I want to tell you a story about a politician. Don’t roll your eyes, it’s a good story!
This politician grew up in the church but when he was in his 20s he had a spiritual awakening. It was at this time that he first understood the gospel. Transformed from within, he began wrestling with God’s call on his life. He wanted to make a difference for God and he thought perhaps the best way to do this was to go into vocational ministry. He setup a meeting with a pastor and explained all that was happening and asked the pastor whether he should pursue the pastorate. The pastor advised him not to. The pastor explained that he was uniquely positioned in politics to bring about great change and exert a tremendous amount of influence. The politician agreed. So, with this renewed mind set to bloom where he was planted, the politician began wrestling with how he could make a difference. Along the way, he found like-minded Christians who were seeking the same thing. They formed a community of sorts to encourage one another and the different kingdom work they were doing around the city and the country.
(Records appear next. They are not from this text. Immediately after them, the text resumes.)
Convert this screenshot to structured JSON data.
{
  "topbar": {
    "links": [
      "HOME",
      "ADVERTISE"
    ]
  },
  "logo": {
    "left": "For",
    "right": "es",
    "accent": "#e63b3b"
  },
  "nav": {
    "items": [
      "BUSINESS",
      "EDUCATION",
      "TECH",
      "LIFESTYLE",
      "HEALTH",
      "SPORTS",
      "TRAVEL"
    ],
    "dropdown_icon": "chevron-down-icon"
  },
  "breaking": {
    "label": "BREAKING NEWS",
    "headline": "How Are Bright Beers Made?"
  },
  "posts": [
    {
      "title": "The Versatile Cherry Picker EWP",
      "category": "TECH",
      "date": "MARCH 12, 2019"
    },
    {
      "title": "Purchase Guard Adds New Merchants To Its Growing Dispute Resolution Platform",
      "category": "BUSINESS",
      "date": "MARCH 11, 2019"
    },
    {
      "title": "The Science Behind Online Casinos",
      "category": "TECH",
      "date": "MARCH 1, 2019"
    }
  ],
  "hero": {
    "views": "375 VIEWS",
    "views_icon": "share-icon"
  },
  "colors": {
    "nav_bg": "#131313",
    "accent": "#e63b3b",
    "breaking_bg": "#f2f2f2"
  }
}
The politician was William Wilberforce and he’s primarily known for leading the charge to abolish slave trade in the British empire. Additionally, the community he connected with was known as the Clapham sect. Between 1780 and 1844 Christian activists like the Clapham sect founded at least 223 national religious, moral, educational, and philanthropic institutions and societies to alleviate child abuse, poverty, illiteracy, and other social ills.
I couldn’t help but think of this story when recently reflecting upon Jeremiah 29:7: “But seek the welfare of the city where I have sent you into exile, and pray to the Lord on its behalf, for in its welfare you will find your welfare.” Wilberforce embraced where God had placed him and wrestled with how he could seek the welfare of his place and bring about “gospel hope and renewal.”
God is calling all of us to do the same. Our spheres of influence might not be as wide and powerful as Wilberforce’s, yet God is calling us to engage. Wilberforce not only believed in the gospel but he obeyed its call on his life. I don’t know what this stirs in you but it stirs the following questions for me: What sort of things is God whispering to me as I reflect upon on where I live, work, and play and how I might be used to bring about gospel hope and renewal? What is one small step of faith that I could take to love my neighbor as myself? And who are some people that could join me on the journey?